Indeed, there is a parallel between the “one hundred years of anxiety” of “Muslimized” Armenians and the “one hundred years of solitude” of our souls, because some parts of our identities and memories were taken captive when the Committee of Union and Progress (CUP) decided to eliminate Armenians from Anatolia.

Kurt explained in great detail how these mechanisms of “Muslimization” worked. Armenians were forced to convert to a Muslim identity to be able to escape persecution. However, Kurt also said that there was a census policy implemented by the CUP requiring that these Muslimized Armenians should not represent more than 5-10 percent of those in the region where they were being relocated after being subjected to forced migration. It was like this within the borders of Anatolia as well as in other Ottoman controlled territories like today’s Syria, where so many Armenians lost their lives after being exiled into the desert.

Well, reading all this stuff may be a little bit annoying. These are still abstract stories. But when Kurt started to mention some personal stories then, it really started to hurt.

For example, he shared the following story: There was a brothel set up with Armenian women in Kilis during the forced migration to serve the gendarmeries and military officers. One day, Kurt received an email from a person with the surname Karamanukyan. They were a rich family in the Kilis region at the time of the forced migration. Karamanukyan told Kurt that his grandfather took his sister from this brothel after the truce in 1918. That story really hurts.

He spoke of many shattered families, orphaned children and ruined lives.

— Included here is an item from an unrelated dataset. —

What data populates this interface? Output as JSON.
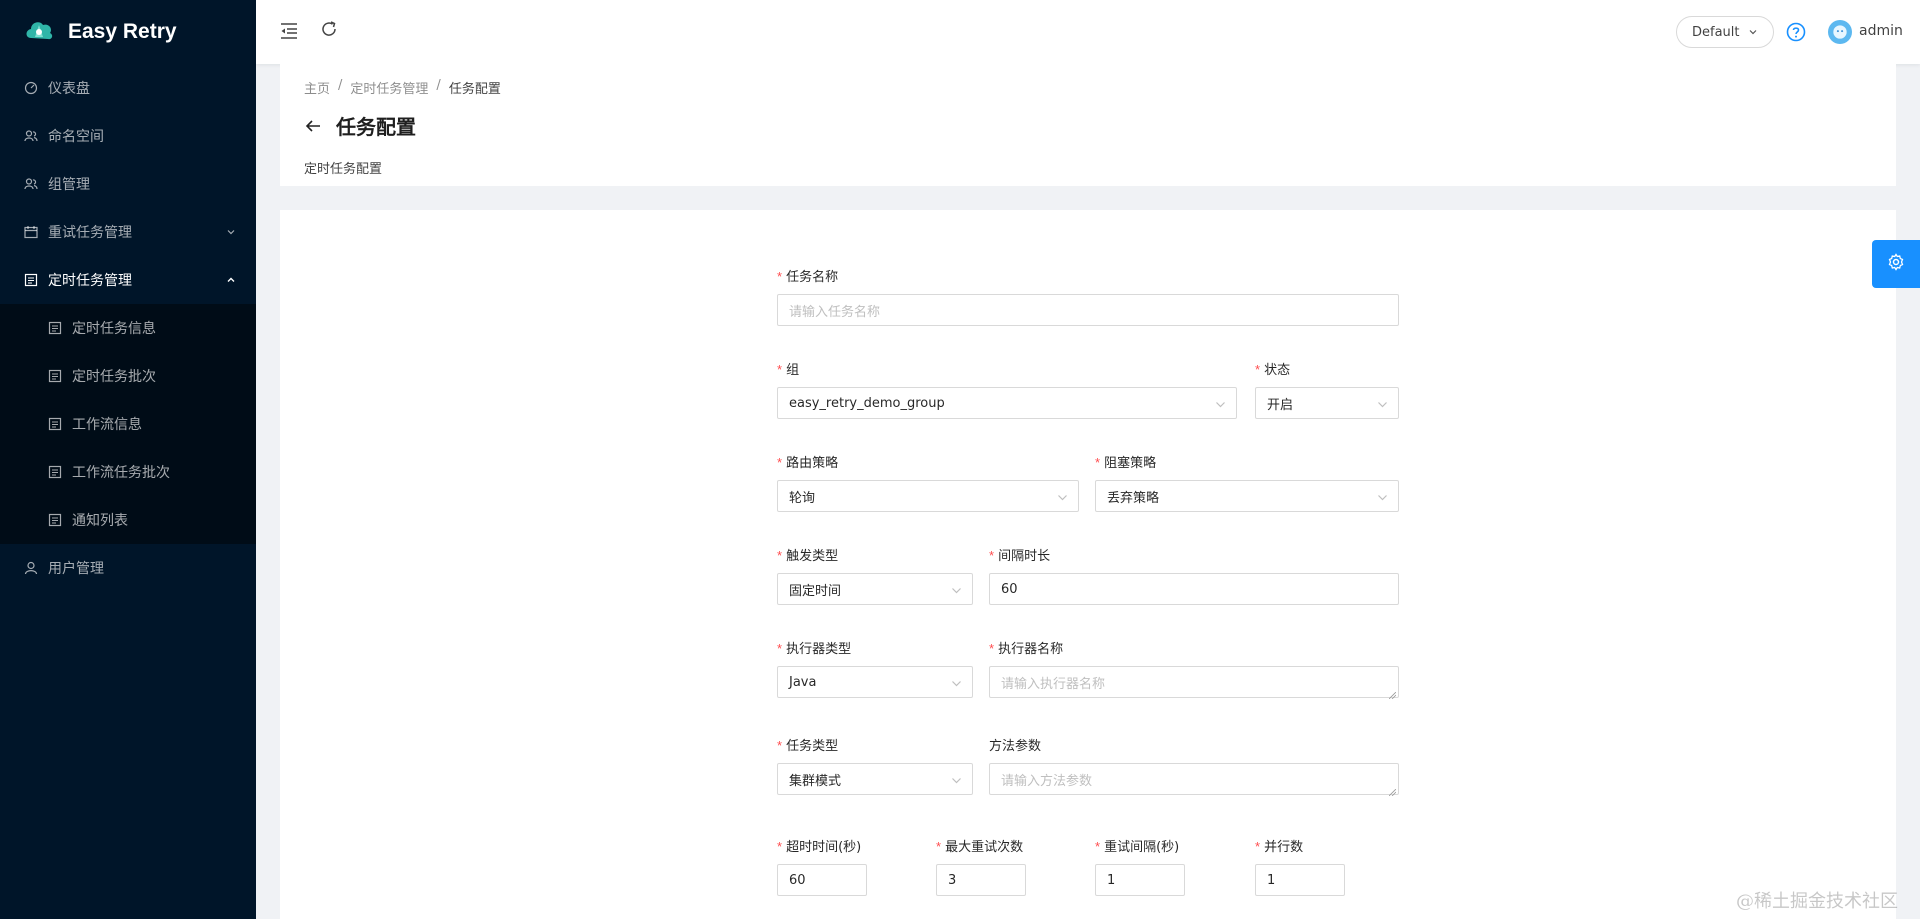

Kurt also mentioned something that I heard for the first time. According to him, some Muslim families adopted orphaned Armenian children in order to claim the family properties of those lost in the forced relocation. He did also say that there were also Muslim families who adopted Armenian children for purely humanitarian reasons.

But I am struck by the idea of the existence of such families who could have adopted orphaned children and seized their property and become rich because of these assets.

If one day we can fully, honestly confront this past and all these tragedies that took place in this territory, I believe our relationship with ourselves and with others will be changed forever.

Maybe then we will have completely different identities that will bring an end to the one hundred years solitude of our souls. Maybe then we will be free.